One of the few Elvis movie soundtracks to hit #1 on the Billboard album charts in the mid-60s was “Roustabout.” Also starring the legendary Barbara Stanwyck, the album featured no hit singles, unlike most Elvis films. Released on RCA, the value depends on several factors. A mono copy with “mono” at the bottom of the label is worth up to $400.00. A mono copy with “monaural” at the bottom of the label is up to $100.00. A stereo copy with “stereo” at the bottom of a black label can get you $400.00. A copy with the RCA logo in white on a black label and other print in silver is worth up to $75.00. A version where the label is orange and the vinyl is rigid can sell for $150.00. An orange label with flexible vinyl is no more than $30.00. The album with a tan label is valued up to $100.00, but a black label with dog near the top is no more than $20.00. Always know which issue you have of any record before you buy or sell.

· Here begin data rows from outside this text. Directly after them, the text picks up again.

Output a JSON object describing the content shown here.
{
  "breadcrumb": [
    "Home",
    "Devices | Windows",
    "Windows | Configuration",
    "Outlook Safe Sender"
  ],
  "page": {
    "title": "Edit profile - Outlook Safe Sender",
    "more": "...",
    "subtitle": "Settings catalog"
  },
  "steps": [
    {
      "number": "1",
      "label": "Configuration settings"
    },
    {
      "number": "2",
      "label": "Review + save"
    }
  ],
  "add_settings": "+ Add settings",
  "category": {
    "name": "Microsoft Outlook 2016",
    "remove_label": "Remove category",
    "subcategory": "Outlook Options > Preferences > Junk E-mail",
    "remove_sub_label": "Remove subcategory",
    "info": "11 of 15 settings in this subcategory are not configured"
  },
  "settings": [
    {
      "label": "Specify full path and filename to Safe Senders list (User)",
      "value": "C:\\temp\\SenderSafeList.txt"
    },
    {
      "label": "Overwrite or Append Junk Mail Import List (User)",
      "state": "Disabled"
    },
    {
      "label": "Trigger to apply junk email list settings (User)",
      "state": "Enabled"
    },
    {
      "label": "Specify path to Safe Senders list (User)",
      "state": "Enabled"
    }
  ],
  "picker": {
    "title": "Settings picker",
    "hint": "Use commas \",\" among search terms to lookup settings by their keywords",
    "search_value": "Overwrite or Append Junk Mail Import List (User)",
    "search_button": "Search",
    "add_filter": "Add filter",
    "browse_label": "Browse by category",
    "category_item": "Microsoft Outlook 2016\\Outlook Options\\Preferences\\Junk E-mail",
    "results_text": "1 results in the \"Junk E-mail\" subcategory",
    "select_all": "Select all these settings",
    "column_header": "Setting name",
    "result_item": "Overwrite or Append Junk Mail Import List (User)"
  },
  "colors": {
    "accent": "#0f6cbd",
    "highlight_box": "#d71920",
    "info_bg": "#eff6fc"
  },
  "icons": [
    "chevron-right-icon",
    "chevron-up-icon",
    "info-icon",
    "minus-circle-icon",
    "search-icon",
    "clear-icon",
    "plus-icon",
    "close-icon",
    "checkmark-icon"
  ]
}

Elvis and the Beatles are among the most collectible recording artists of all time. Now you can order the “Complete Elvis and Beatles” listings for just $5.00. You’ll get the current market value for every Elvis and every Beatles record including all 45s, 78s, and albums. (over 2,000 records). If you have an Elvis or Beatles record not listed we will do any additional research for free. The listings are in Microsoft word and will be sent to your email address within 24 hours after your order is placed. To get your copy of the “Complete Elvis and Beatles” listings for $5.00 click on Elvis/Beatles near the top of the page or call 1-800-653-2258.